Some vitamins or supplements that may help deal relieve pain include:
- Riboflavin (vitamin B2).
- Co-enzyme Q10.
Medications to relieve migraine pain are available in different formulations, including pills, injections, suppositories and nasal sprays. Your doctor will help prescribe the best treatment for you according to your condition. Additionally, drugs to relieve nausea are also prescribed, if required.
Home remedies to manage a migraine:
A few remedies that may help alleviate the pain and manage symptoms include:
- Resting in a dark, cool, and quiet room.
- Application of a cold compress or heating pad to your forehead or behind your neck.
- Scalp massage.
- Application of pressure to your temples in a circular motion.
Devices used to relieve a migraine:
The FDA has approved some devices for neuromodulation treatments:
- Single-pulse transcranial magnetic stimulator:
This handheld device affects electrical signalling in the brain by producing a magnetic impulse.
- Multi-channel brain neuromodulation system:

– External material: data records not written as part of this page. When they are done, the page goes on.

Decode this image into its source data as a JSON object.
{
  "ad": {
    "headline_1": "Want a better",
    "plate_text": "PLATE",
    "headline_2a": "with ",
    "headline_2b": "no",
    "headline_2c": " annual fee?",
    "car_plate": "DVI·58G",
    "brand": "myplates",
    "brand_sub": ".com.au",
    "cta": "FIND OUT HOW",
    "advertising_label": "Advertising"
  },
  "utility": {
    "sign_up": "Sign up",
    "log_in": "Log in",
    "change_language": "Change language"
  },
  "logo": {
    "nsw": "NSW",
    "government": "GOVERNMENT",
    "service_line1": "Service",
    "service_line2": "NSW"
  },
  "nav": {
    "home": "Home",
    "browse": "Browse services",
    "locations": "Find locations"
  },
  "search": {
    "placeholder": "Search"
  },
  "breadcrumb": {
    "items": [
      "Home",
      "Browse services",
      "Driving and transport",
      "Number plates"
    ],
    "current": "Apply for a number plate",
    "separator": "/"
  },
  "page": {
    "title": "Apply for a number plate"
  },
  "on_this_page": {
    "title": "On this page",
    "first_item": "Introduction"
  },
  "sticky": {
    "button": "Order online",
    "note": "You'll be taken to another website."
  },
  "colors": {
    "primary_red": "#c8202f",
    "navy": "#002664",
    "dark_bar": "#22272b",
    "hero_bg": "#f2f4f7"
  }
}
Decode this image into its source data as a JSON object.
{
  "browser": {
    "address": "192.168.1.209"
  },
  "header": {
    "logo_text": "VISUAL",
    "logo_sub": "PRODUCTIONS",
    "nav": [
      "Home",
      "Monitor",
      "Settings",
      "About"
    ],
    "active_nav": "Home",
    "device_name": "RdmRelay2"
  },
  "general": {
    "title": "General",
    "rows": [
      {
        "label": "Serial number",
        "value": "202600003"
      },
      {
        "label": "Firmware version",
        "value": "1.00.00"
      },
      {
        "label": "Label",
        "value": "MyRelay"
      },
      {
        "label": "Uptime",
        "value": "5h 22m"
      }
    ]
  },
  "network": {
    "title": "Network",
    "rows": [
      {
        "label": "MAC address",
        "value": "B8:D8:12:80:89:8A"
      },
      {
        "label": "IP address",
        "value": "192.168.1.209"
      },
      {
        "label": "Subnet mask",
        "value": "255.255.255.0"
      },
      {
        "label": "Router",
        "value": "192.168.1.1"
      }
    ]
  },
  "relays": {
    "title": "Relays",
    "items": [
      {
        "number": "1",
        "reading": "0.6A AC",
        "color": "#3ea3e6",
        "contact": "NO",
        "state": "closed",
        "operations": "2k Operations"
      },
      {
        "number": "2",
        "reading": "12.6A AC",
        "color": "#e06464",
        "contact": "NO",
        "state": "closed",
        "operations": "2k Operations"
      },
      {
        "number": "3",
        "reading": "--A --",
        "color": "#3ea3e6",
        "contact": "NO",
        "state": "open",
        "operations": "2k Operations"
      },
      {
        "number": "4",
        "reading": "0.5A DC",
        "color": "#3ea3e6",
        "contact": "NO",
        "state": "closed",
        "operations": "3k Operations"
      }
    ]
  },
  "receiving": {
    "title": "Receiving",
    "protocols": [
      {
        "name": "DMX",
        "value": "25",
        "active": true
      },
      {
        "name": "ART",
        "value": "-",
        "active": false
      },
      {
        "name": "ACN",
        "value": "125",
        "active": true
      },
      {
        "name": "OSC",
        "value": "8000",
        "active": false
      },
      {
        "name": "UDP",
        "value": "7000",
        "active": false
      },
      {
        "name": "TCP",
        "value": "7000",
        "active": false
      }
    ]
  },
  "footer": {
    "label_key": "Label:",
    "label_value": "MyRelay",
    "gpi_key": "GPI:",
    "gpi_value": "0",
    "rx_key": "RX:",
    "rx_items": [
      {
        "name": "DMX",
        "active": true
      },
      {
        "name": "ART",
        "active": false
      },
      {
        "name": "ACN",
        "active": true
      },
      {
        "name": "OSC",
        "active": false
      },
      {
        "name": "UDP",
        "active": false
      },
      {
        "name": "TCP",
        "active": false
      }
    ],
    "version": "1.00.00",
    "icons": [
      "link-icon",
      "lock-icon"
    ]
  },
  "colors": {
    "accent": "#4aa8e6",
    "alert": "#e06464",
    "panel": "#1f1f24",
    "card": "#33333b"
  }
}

This is a headset that can affect several nerves in the head.
- Transcutaneous vagus nerve stimulator
This is a small, noninvasive device that targets the electrically stimulates the vagus nerve in the neck.
- Transcutaneous supraorbital neurostimulator:
The device electrically stimulates the supraorbital nerves and may provide relief.
You will need to consult with a doctor to determine the best treatment plan for you.
What is in a Migraine Cocktail?
The term “migraine cocktail” refers to a combination of medications administered to people in the hospital when they experience severe migraine.
Migraine cocktails typically reduce symptoms within 60 minutes. Several medications are usually administered at once to provide relief. The drug is chosen based on the patient’s presenting symptoms and medical history.
A cocktail is a combination of the following medications:
- Nonsteroidal anti-inflammatory drugs (NSAIDs)
These medications reduce inflammation, targeting the pain and throbbing.
Acetaminophen is given only if the patient has not already used the medication. This pain medication can be helpful together with NSAIDs.
These medications, such as sumatriptan, have anti-inflammatory effects and constrict the blood vessels in your brain, helping to ease the pain.
- IV fluids
Administred to prevent dehydration as a person may be experiencing severe vomiting along with the headache.
These drugs combat nausea and vomiting. In addition, to reduce the risk of side effects, doctors may administer the antihistamine diphenhydramine.
This is a steroid which acts by reducing inflammation in the body. Dexamethasone usually helps prevent migraine from recurring after initial treatment.
- IV magnesium: Magnesium is often used to prevent attacks.
- IV valproic acid: This antiseizure medication can treat a severe attack.
Can Migraines be Prevented?
Some measures that may help manage the symptoms effectively include:
- Maintaining a migraine diary and taking notes about any foods and other triggers.
- Use prescription medications as advised by your doctor.
- Wearing migraine glasses and reducing screen-time may help manage light sensitivity and subsequently may reduce the frequency of attacks.
- Getting sufficient sleep and maintaining a proper sleep schedule.
- Avoid skipping meals and keep yourself hydrated.
- Exercise regularly.
- Practising relaxation techniques to manage stress.
- Counselling from a therapist to manage stress.
When to Consult a Doctor?
An immediate check-up or visit to the ER is warranted if you:
- Are experiencing the ‘worst headache of your life.’
- Are experiencing neurologic symptoms like difficulty in speaking, balance problems, vision problems, numbness and tingling, mental confusion or seizures.
- Have developed a sudden headache after a head injury.
Migraine is a chronic condition and is life-wrecking, but there is no need to endure the pain. There are several ways to prevent and manage migraine symptoms. Connect with our online doctor at Your Doctors Online for medical advice. Working closely with healthcare providers will help prevent migraines from affecting your everyday life and help you live your life to the fullest.